* [STUDY MATERIAL]:
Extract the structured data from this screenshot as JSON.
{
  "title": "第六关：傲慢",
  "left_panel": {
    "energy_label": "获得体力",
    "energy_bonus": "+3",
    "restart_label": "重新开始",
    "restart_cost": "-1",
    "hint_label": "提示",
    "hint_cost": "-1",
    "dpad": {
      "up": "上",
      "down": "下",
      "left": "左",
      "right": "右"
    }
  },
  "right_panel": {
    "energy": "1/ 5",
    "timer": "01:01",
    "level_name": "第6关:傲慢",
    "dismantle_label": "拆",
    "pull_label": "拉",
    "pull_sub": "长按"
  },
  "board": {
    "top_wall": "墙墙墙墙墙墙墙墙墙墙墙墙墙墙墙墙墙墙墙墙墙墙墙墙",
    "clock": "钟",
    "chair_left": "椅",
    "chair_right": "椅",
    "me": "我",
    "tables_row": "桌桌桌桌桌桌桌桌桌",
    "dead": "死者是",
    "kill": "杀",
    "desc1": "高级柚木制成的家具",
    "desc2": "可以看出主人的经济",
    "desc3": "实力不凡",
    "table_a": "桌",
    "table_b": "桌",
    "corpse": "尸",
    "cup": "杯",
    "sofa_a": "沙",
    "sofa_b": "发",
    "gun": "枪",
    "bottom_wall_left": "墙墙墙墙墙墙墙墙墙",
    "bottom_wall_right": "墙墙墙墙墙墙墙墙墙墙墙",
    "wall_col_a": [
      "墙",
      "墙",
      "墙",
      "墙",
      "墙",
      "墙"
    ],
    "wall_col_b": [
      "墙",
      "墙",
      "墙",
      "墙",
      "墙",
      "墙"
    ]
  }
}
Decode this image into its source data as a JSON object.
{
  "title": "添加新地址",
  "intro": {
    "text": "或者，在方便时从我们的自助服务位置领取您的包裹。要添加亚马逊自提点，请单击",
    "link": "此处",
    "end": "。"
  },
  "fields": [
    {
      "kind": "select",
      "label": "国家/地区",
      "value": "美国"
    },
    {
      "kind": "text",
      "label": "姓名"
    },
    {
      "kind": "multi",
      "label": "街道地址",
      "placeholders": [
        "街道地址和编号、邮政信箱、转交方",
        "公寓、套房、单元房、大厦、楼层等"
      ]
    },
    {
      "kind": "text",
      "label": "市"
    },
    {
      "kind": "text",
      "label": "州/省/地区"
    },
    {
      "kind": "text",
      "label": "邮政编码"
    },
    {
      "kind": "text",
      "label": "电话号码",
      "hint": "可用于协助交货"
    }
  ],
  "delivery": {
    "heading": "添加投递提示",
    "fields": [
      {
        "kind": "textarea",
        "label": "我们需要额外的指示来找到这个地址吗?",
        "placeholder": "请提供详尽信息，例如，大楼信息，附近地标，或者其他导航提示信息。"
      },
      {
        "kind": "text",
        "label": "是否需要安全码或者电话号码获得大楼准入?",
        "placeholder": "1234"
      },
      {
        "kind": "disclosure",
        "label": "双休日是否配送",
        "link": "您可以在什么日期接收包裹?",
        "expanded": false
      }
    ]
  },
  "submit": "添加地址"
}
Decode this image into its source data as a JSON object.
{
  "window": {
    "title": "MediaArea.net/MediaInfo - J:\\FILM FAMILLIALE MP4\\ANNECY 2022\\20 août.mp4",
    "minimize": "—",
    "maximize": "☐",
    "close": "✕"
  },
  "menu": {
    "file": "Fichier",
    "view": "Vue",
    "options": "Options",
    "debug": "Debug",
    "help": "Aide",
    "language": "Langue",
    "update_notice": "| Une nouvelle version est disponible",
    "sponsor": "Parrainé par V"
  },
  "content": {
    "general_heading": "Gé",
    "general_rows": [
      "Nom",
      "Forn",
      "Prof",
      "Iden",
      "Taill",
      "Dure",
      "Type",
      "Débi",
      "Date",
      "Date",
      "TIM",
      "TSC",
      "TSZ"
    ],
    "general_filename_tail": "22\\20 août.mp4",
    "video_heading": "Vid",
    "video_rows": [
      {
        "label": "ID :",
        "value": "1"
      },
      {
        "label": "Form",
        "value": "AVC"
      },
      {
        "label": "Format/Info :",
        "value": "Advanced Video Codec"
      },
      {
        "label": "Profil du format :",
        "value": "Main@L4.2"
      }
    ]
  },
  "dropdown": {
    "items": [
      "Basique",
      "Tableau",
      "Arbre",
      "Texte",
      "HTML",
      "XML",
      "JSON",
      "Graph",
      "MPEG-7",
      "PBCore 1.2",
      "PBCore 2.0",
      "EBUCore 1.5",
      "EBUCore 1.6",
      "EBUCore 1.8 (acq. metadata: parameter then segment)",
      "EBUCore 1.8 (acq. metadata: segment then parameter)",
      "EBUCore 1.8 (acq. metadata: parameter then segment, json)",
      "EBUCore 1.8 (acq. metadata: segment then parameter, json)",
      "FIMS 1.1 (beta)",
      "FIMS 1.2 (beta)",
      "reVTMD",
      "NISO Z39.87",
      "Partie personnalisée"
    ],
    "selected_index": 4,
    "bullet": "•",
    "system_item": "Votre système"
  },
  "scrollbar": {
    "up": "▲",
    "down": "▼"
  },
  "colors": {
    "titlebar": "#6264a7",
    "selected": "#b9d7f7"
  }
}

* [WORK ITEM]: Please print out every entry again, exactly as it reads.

* [SOLUTION TO THE EXERCISE]:
Extract the structured data from this screenshot as JSON.
{
  "title": "第六关：傲慢",
  "left_panel": {
    "energy_label": "获得体力",
    "energy_bonus": "+3",
    "restart_label": "重新开始",
    "restart_cost": "-1",
    "hint_label": "提示",
    "hint_cost": "-1",
    "dpad": {
      "up": "上",
      "down": "下",
      "left": "左",
      "right": "右"
    }
  },
  "right_panel": {
    "energy": "1/ 5",
    "timer": "01:01",
    "level_name": "第6关:傲慢",
    "dismantle_label": "拆",
    "pull_label": "拉",
    "pull_sub": "长按"
  },
  "board": {
    "top_wall": "墙墙墙墙墙墙墙墙墙墙墙墙墙墙墙墙墙墙墙墙墙墙墙墙",
    "clock": "钟",
    "chair_left": "椅",
    "chair_right": "椅",
    "me": "我",
    "tables_row": "桌桌桌桌桌桌桌桌桌",
    "dead": "死者是",
    "kill": "杀",
    "desc1": "高级柚木制成的家具",
    "desc2": "可以看出主人的经济",
    "desc3": "实力不凡",
    "table_a": "桌",
    "table_b": "桌",
    "corpse": "尸",
    "cup": "杯",
    "sofa_a": "沙",
    "sofa_b": "发",
    "gun": "枪",
    "bottom_wall_left": "墙墙墙墙墙墙墙墙墙",
    "bottom_wall_right": "墙墙墙墙墙墙墙墙墙墙墙",
    "wall_col_a": [
      "墙",
      "墙",
      "墙",
      "墙",
      "墙",
      "墙"
    ],
    "wall_col_b": [
      "墙",
      "墙",
      "墙",
      "墙",
      "墙",
      "墙"
    ]
  }
}
Decode this image into its source data as a JSON object.
{
  "title": "添加新地址",
  "intro": {
    "text": "或者，在方便时从我们的自助服务位置领取您的包裹。要添加亚马逊自提点，请单击",
    "link": "此处",
    "end": "。"
  },
  "fields": [
    {
      "kind": "select",
      "label": "国家/地区",
      "value": "美国"
    },
    {
      "kind": "text",
      "label": "姓名"
    },
    {
      "kind": "multi",
      "label": "街道地址",
      "placeholders": [
        "街道地址和编号、邮政信箱、转交方",
        "公寓、套房、单元房、大厦、楼层等"
      ]
    },
    {
      "kind": "text",
      "label": "市"
    },
    {
      "kind": "text",
      "label": "州/省/地区"
    },
    {
      "kind": "text",
      "label": "邮政编码"
    },
    {
      "kind": "text",
      "label": "电话号码",
      "hint": "可用于协助交货"
    }
  ],
  "delivery": {
    "heading": "添加投递提示",
    "fields": [
      {
        "kind": "textarea",
        "label": "我们需要额外的指示来找到这个地址吗?",
        "placeholder": "请提供详尽信息，例如，大楼信息，附近地标，或者其他导航提示信息。"
      },
      {
        "kind": "text",
        "label": "是否需要安全码或者电话号码获得大楼准入?",
        "placeholder": "1234"
      },
      {
        "kind": "disclosure",
        "label": "双休日是否配送",
        "link": "您可以在什么日期接收包裹?",
        "expanded": false
      }
    ]
  },
  "submit": "添加地址"
}
Decode this image into its source data as a JSON object.
{
  "window": {
    "title": "MediaArea.net/MediaInfo - J:\\FILM FAMILLIALE MP4\\ANNECY 2022\\20 août.mp4",
    "minimize": "—",
    "maximize": "☐",
    "close": "✕"
  },
  "menu": {
    "file": "Fichier",
    "view": "Vue",
    "options": "Options",
    "debug": "Debug",
    "help": "Aide",
    "language": "Langue",
    "update_notice": "| Une nouvelle version est disponible",
    "sponsor": "Parrainé par V"
  },
  "content": {
    "general_heading": "Gé",
    "general_rows": [
      "Nom",
      "Forn",
      "Prof",
      "Iden",
      "Taill",
      "Dure",
      "Type",
      "Débi",
      "Date",
      "Date",
      "TIM",
      "TSC",
      "TSZ"
    ],
    "general_filename_tail": "22\\20 août.mp4",
    "video_heading": "Vid",
    "video_rows": [
      {
        "label": "ID :",
        "value": "1"
      },
      {
        "label": "Form",
        "value": "AVC"
      },
      {
        "label": "Format/Info :",
        "value": "Advanced Video Codec"
      },
      {
        "label": "Profil du format :",
        "value": "Main@L4.2"
      }
    ]
  },
  "dropdown": {
    "items": [
      "Basique",
      "Tableau",
      "Arbre",
      "Texte",
      "HTML",
      "XML",
      "JSON",
      "Graph",
      "MPEG-7",
      "PBCore 1.2",
      "PBCore 2.0",
      "EBUCore 1.5",
      "EBUCore 1.6",
      "EBUCore 1.8 (acq. metadata: parameter then segment)",
      "EBUCore 1.8 (acq. metadata: segment then parameter)",
      "EBUCore 1.8 (acq. metadata: parameter then segment, json)",
      "EBUCore 1.8 (acq. metadata: segment then parameter, json)",
      "FIMS 1.1 (beta)",
      "FIMS 1.2 (beta)",
      "reVTMD",
      "NISO Z39.87",
      "Partie personnalisée"
    ],
    "selected_index": 4,
    "bullet": "•",
    "system_item": "Votre système"
  },
  "scrollbar": {
    "up": "▲",
    "down": "▼"
  },
  "colors": {
    "titlebar": "#6264a7",
    "selected": "#b9d7f7"
  }
}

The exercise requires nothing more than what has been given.